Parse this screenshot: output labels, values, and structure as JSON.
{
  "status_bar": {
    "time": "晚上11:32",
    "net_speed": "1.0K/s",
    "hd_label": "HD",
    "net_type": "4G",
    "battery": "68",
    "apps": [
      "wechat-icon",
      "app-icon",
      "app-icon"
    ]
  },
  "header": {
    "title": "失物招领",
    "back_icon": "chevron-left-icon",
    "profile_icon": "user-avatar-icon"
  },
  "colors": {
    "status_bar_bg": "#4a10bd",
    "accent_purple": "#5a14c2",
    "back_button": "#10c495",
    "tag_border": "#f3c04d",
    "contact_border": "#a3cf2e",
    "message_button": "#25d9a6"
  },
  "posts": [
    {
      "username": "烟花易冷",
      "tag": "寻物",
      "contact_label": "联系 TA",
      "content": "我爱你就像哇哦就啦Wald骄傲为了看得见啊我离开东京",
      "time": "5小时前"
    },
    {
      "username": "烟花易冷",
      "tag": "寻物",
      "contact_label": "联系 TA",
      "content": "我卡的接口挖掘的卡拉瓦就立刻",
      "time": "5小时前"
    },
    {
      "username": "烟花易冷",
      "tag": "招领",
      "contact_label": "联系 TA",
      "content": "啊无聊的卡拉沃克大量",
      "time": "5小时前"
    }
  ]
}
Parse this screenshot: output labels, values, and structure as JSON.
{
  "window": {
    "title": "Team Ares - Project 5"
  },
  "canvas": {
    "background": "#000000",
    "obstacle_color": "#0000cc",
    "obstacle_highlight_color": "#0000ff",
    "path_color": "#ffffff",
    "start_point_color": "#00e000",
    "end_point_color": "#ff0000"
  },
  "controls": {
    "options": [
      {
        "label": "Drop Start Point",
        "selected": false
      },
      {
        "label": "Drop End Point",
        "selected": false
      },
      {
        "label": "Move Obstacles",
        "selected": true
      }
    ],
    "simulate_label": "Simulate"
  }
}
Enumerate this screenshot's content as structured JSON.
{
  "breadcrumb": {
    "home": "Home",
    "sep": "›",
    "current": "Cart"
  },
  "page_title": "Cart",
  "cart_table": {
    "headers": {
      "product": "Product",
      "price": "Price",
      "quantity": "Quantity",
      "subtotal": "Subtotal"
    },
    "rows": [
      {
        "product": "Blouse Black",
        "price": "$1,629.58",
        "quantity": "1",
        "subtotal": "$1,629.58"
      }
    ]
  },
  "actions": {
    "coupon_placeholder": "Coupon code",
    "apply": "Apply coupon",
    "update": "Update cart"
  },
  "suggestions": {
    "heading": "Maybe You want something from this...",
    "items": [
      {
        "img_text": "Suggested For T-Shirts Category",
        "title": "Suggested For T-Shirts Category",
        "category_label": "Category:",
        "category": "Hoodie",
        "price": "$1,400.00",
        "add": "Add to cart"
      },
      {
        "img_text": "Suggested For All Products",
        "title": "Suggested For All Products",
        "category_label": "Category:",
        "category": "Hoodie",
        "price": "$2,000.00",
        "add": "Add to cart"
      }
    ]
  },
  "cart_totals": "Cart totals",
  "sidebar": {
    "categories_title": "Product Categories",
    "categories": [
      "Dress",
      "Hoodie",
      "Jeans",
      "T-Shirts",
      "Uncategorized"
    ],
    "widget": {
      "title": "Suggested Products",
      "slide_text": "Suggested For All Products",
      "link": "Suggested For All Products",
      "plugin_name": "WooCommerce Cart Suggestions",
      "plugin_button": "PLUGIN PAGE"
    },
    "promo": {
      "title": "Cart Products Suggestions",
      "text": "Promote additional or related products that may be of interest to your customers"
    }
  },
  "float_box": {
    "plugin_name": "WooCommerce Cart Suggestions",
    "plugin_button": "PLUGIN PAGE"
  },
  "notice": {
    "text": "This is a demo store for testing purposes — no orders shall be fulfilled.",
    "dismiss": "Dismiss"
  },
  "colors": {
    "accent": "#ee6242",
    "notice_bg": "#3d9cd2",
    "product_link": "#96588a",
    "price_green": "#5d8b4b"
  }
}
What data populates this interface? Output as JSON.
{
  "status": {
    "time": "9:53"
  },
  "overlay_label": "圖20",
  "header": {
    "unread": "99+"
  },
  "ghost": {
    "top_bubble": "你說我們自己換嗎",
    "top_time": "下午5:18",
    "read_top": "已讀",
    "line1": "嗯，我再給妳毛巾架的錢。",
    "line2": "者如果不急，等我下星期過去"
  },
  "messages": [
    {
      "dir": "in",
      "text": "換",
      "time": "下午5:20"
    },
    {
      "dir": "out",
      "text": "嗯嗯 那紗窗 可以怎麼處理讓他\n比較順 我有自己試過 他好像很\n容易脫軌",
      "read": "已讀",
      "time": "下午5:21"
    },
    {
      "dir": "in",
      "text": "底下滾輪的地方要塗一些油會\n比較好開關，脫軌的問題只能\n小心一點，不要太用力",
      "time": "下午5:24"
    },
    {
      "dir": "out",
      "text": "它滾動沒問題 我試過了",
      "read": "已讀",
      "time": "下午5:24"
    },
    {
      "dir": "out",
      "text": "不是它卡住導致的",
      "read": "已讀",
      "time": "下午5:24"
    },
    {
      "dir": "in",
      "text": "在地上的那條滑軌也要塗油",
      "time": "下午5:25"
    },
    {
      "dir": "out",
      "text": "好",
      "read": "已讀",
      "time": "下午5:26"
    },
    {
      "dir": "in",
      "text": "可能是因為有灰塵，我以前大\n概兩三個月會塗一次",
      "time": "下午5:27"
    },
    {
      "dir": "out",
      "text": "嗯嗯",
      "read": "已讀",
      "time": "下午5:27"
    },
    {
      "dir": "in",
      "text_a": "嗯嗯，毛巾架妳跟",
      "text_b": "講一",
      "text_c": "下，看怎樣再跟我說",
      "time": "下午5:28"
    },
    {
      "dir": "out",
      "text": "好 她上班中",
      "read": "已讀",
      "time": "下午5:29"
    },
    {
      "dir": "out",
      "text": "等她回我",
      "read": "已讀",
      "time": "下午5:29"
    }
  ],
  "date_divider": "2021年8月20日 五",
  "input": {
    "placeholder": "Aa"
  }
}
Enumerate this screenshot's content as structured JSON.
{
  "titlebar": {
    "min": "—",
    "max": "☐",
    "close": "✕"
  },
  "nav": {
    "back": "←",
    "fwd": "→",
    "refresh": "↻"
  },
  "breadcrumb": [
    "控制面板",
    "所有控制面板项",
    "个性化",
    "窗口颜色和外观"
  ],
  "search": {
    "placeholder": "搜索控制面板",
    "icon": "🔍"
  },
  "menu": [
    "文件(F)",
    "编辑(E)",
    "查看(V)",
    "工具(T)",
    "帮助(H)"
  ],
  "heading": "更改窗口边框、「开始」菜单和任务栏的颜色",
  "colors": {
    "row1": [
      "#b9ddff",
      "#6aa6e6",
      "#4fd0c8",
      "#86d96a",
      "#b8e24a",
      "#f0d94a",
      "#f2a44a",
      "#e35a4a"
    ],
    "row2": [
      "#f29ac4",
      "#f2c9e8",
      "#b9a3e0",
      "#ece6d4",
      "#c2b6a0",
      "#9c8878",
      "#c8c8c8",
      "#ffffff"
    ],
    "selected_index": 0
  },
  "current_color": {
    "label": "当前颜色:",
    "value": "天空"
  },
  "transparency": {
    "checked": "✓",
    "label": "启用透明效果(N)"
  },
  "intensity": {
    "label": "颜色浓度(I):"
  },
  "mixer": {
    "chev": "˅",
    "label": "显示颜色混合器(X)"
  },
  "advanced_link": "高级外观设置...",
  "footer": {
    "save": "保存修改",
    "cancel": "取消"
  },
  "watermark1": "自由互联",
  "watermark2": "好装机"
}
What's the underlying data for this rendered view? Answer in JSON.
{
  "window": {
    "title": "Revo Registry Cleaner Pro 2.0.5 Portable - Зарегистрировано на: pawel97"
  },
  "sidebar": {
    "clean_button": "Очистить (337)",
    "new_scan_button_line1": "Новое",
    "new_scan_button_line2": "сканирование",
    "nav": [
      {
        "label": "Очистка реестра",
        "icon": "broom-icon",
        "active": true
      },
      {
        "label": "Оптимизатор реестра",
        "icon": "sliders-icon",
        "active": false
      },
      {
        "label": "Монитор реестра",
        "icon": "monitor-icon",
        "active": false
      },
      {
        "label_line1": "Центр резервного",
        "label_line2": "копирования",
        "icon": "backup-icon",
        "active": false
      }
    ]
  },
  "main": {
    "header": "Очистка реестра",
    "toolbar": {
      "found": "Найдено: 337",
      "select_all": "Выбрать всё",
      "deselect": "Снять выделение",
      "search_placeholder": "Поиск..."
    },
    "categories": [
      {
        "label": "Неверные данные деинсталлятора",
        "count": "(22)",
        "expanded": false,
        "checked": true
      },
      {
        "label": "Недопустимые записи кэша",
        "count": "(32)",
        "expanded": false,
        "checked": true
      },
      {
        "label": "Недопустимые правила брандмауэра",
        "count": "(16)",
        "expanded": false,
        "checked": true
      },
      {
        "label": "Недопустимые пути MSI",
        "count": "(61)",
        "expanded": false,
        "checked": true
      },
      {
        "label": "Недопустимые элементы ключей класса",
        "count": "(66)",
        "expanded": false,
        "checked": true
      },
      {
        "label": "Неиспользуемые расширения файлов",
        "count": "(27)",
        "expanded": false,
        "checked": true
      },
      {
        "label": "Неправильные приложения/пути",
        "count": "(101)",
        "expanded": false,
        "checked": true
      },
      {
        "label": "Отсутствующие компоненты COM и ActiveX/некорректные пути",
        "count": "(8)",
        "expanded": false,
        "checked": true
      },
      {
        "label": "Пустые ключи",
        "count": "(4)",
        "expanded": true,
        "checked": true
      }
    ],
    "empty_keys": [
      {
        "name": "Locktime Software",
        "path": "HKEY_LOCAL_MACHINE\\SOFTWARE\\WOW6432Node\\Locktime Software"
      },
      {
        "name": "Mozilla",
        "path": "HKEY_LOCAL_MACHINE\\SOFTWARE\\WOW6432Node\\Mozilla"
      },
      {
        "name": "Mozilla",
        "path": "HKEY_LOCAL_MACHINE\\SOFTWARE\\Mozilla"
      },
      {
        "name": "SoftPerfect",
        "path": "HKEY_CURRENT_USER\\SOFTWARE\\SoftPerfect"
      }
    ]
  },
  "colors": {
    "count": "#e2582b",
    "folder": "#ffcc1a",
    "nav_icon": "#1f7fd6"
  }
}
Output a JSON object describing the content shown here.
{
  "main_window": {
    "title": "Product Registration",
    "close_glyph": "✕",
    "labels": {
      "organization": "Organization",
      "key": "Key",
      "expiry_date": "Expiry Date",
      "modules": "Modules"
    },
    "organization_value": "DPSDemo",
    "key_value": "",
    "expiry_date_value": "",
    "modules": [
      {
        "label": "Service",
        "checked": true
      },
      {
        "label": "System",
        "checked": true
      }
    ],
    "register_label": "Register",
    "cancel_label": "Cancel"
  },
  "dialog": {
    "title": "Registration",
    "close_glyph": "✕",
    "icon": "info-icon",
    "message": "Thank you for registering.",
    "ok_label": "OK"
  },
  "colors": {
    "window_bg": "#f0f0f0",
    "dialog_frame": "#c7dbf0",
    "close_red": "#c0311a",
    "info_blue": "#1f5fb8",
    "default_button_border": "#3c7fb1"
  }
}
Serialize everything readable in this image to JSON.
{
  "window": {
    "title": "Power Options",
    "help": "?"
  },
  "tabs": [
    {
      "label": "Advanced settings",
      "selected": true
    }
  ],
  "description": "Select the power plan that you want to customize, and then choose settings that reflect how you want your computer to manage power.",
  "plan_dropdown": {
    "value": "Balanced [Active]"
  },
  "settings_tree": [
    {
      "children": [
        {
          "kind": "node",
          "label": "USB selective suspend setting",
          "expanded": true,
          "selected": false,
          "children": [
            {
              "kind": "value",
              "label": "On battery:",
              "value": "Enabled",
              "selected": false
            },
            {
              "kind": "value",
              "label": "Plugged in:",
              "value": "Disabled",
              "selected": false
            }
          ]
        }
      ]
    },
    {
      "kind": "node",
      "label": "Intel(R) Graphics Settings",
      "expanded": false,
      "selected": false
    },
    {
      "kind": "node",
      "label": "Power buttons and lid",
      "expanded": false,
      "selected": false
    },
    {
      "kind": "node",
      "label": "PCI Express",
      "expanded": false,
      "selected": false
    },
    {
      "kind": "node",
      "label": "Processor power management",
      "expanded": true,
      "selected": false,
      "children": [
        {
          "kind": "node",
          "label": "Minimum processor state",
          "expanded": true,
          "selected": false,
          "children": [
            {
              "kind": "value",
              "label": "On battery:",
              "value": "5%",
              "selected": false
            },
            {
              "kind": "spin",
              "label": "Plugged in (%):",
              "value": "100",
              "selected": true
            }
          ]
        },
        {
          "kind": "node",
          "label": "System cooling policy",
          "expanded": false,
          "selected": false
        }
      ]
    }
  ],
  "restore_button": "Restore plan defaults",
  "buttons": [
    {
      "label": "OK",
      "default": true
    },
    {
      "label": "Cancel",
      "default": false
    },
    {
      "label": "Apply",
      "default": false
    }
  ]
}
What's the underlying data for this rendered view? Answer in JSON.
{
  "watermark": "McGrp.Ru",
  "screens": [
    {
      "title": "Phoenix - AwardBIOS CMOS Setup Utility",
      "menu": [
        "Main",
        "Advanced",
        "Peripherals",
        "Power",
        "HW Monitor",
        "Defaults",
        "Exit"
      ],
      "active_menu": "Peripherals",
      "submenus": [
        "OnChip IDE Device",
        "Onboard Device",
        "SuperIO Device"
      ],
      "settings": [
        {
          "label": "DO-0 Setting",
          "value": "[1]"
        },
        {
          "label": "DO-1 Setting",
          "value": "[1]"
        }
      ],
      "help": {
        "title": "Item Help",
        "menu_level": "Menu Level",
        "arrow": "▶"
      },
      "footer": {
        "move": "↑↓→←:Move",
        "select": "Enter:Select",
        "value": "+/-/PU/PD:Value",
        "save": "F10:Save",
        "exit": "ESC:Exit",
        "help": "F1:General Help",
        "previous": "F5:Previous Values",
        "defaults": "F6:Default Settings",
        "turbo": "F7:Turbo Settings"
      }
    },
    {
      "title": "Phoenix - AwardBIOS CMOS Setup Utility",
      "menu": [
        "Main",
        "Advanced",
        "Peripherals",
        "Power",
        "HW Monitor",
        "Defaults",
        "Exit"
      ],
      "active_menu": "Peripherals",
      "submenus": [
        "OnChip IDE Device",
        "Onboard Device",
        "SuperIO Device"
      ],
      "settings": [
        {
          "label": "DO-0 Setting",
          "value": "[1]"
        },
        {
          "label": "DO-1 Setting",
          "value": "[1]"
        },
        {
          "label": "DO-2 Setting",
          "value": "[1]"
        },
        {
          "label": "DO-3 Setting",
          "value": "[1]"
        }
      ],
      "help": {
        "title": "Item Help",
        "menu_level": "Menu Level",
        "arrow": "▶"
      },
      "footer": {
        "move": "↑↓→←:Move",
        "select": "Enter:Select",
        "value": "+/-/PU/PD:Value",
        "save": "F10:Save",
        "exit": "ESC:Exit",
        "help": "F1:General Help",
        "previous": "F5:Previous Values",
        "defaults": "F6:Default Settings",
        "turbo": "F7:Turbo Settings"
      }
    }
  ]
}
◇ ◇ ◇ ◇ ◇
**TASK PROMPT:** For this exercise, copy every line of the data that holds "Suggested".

**RESPONSE:**
        "img_text": "Suggested For T-Shirts Category",
        "title": "Suggested For T-Shirts Category",
        "img_text": "Suggested For All Products",
        "title": "Suggested For All Products",
      "title": "Suggested Products",
      "slide_text": "Suggested For All Products",
      "link": "Suggested For All Products",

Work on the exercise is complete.